▸ **Task details**: Work out how many lines in the data hold the string "mymedia". Reply with only that number.

▸ **Data in this exercise**:
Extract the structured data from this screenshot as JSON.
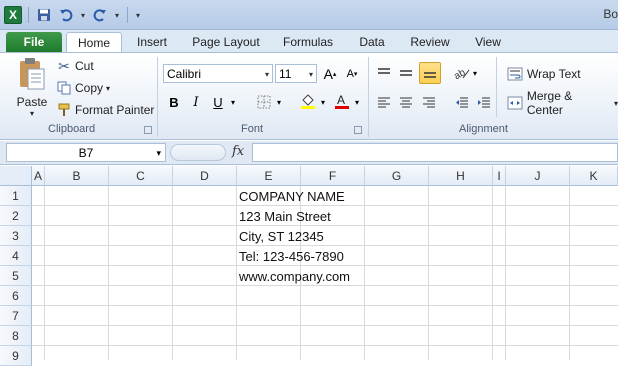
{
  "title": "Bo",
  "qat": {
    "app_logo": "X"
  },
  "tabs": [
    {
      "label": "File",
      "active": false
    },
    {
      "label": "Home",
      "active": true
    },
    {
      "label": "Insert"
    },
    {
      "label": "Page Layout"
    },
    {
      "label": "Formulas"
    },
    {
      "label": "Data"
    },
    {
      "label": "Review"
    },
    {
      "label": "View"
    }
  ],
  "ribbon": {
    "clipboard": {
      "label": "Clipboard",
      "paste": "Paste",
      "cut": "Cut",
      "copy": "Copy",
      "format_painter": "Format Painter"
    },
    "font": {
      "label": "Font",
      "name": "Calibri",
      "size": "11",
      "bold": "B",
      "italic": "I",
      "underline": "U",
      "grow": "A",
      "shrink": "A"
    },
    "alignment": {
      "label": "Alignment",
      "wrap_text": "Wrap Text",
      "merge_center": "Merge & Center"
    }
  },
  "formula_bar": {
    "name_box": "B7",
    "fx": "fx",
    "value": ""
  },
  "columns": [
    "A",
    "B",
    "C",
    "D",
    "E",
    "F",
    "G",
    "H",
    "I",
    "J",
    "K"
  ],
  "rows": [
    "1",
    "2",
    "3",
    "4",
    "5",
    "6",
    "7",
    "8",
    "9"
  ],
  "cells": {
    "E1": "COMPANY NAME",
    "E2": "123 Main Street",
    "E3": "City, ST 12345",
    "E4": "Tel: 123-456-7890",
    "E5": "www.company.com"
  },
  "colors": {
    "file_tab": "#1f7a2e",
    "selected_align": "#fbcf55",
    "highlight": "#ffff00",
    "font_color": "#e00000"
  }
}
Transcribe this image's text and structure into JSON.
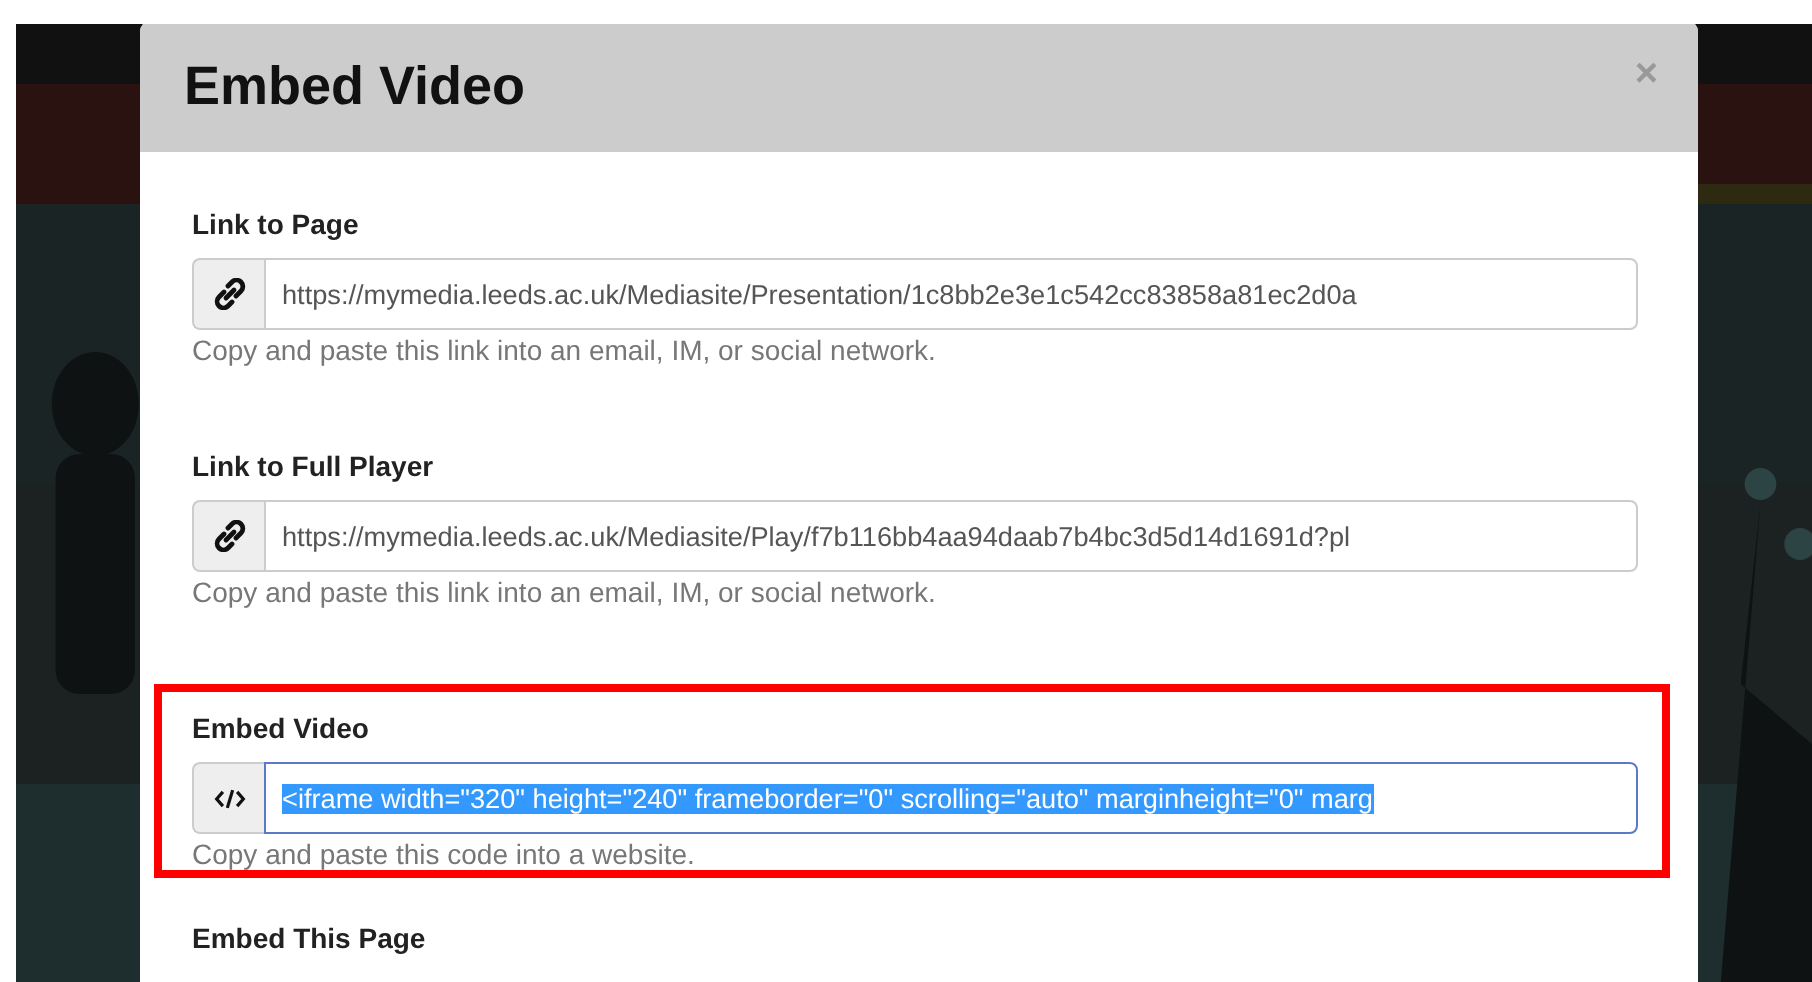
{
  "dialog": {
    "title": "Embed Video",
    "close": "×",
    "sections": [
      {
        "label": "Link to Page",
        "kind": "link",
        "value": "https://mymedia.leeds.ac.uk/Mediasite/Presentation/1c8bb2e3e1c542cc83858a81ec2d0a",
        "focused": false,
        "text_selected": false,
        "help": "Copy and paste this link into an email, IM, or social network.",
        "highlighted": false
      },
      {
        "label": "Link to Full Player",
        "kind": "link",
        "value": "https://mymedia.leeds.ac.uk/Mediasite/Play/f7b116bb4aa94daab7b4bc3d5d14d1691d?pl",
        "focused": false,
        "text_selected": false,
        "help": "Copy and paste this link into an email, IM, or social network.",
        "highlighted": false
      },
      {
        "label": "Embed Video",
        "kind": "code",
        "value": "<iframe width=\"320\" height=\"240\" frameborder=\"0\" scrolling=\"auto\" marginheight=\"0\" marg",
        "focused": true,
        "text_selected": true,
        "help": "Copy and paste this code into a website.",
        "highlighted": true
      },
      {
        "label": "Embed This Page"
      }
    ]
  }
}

▸ **Output of the exercise**: 2